Yaakov then blessed them with the following blessing, “Through you shall [the People of] Israel bless saying; ‘May El-him make you as Ephraim and Menasheh.’” (Gen. 48:20). To this day, when parents bless their children on Friday night, as is the custom in many homes, they say that exact formula: “May El-him make you as Ephraim and Menasheh.”
After that, Yaakov called in the rest of his children and blessed all of them, except three, whom he reprimanded. Those chastised were Reuven for moving his father’s bed to his mother’s tent without consulting his father, and Shimon and Levi for destroying the entire city of Shechem after their sister had been kidnapped and violated by the city’s prince. After blessing his sons, Yaakov them to bury him in Me’aras Hamachpela, the same place that Adam and Eve, Avraham and Sara, and Yitzchak and Rivka were buried. After his final request he pulled himself onto the bed and joined his people in heaven.

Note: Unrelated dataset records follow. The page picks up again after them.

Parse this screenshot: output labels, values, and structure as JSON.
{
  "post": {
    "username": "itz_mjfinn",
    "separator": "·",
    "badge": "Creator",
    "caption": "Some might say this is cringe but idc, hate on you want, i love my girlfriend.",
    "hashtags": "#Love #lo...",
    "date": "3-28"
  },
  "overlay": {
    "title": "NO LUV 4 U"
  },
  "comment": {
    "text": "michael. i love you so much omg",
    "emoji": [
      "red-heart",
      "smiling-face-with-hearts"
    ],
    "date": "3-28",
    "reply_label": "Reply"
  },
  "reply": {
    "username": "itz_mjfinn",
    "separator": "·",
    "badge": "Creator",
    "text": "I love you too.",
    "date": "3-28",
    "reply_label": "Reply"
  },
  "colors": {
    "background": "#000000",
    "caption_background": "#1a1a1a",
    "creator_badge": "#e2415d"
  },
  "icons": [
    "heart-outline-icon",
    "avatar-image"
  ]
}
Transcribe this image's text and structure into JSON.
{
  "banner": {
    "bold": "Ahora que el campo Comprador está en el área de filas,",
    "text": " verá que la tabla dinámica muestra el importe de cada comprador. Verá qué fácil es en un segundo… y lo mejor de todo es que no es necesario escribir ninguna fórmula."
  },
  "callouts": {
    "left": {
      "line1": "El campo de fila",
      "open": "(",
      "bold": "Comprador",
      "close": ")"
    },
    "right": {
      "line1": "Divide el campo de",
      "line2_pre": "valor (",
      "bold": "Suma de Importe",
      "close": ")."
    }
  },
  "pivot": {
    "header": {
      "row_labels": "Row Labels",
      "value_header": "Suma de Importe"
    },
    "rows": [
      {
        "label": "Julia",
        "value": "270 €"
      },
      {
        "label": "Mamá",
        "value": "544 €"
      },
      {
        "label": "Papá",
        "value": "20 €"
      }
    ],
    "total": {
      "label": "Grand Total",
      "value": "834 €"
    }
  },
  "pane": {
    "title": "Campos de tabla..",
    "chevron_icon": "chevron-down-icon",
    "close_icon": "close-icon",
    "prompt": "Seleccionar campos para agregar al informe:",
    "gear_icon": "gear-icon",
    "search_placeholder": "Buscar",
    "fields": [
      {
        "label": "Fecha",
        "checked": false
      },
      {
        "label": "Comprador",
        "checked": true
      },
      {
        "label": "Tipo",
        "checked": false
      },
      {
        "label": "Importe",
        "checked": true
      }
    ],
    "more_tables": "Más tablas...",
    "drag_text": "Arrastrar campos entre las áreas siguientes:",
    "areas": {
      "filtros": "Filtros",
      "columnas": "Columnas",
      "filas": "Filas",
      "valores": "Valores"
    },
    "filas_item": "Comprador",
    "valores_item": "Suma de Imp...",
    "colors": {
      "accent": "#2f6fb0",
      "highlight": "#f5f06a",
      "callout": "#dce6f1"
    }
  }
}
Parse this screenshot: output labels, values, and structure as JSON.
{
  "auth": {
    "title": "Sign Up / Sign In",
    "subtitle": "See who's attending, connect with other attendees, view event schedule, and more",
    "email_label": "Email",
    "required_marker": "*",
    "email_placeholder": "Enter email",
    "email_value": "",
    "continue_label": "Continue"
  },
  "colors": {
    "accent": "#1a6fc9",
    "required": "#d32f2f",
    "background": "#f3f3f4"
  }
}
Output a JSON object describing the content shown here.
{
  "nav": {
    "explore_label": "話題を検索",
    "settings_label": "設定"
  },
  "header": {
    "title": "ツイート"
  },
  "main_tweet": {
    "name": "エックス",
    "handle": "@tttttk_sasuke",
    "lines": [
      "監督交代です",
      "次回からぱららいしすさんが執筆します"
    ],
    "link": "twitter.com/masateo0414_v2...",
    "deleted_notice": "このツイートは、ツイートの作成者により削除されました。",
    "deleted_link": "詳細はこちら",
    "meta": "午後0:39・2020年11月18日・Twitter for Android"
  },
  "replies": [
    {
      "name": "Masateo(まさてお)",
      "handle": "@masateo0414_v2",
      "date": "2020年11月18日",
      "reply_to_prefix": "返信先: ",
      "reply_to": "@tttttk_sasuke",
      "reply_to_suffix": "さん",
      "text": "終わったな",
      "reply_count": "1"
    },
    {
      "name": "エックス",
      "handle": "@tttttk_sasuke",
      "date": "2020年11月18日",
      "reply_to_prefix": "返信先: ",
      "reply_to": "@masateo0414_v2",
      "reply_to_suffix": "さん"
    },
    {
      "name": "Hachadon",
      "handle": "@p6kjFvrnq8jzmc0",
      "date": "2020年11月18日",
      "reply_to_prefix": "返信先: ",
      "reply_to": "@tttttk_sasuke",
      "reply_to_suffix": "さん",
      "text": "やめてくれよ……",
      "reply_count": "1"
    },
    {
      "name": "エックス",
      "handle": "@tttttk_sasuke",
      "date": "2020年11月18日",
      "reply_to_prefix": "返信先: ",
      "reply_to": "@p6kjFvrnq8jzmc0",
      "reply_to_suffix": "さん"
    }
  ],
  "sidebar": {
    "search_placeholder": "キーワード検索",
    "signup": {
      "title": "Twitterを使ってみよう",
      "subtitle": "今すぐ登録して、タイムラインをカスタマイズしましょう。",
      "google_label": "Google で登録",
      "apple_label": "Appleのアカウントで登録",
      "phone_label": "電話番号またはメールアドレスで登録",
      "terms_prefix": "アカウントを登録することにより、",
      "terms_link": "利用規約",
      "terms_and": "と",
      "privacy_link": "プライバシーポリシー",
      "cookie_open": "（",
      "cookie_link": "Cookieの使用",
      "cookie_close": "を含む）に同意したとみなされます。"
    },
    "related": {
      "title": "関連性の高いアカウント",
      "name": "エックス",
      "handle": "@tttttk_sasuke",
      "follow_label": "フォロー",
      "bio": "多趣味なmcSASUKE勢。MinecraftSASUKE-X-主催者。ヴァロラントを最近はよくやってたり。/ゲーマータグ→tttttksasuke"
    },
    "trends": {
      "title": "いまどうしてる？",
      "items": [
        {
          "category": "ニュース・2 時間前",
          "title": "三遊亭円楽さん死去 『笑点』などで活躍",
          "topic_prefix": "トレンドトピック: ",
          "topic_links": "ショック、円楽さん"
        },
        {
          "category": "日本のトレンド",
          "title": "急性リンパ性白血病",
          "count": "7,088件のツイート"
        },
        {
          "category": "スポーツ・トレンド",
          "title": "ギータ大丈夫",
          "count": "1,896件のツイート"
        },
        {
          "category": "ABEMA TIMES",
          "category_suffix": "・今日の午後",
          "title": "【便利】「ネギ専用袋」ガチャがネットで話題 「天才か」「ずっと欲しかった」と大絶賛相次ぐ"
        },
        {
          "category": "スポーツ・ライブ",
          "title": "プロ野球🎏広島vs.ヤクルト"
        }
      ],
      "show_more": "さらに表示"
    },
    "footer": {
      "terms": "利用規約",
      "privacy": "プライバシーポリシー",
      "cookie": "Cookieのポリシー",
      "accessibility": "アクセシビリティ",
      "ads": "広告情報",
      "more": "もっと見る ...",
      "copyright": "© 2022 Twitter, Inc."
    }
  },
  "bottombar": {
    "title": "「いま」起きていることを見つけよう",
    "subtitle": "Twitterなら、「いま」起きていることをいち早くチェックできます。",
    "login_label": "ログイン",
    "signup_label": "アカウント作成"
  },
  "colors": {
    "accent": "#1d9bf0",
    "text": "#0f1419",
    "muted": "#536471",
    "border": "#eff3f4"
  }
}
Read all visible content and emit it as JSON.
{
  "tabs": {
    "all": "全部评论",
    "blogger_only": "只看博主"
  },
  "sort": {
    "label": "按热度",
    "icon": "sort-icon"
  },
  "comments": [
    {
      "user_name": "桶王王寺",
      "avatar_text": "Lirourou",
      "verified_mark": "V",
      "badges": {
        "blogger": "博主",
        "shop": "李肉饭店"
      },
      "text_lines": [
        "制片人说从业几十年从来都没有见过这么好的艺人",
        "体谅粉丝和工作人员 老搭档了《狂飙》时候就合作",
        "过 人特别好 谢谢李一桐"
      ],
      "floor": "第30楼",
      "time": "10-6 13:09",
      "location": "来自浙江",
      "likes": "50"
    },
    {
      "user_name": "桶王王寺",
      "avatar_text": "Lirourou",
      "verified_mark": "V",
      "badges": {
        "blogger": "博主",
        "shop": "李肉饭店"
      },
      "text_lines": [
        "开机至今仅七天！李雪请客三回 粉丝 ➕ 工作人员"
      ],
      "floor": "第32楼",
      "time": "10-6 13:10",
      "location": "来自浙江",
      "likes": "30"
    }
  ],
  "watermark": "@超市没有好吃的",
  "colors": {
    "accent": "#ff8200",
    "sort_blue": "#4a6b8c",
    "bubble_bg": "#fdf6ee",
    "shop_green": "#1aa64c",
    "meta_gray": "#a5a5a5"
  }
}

The entire Egypt mourned the passing of Yaakov, as the famine stopped when he moved there. Pharaoh gave Yosef permission to leave, and the twelve brothers all traveled to Israel to bury their father in the Me’aras Hamachpela. When they came back, the brothers were concerned that now that their father was not there Yosef might try to take revenge on them for the time they sold him. However, he reassured them that he bore them no ill will; rather he understood that G-d sent him down to Egypt to sustain his people through the years of famine.
Yosef was the first of the twelve tribes to die. However, even he lived to the ripe old age of 110 and was able to see three generations of progeny (that means he helped raise his great grandchildren). Before he died he asked the Jewish people that when G-d takes them out of Egypt they bring his bones with them to be buried in Israel. And with that the book of Genesis concludes!!
Quote of the week: Charity looks at the need, not at the cause. – Samuel Fremont
Random Fact of the Week: Astronauts get taller when they are in space.
Funny Line of the Week: Why does someone believe you when you say there are four billion stars, but check when you say the paint is wet?
Have a Top Shelf Shabbos,
R’ Leiby Burnham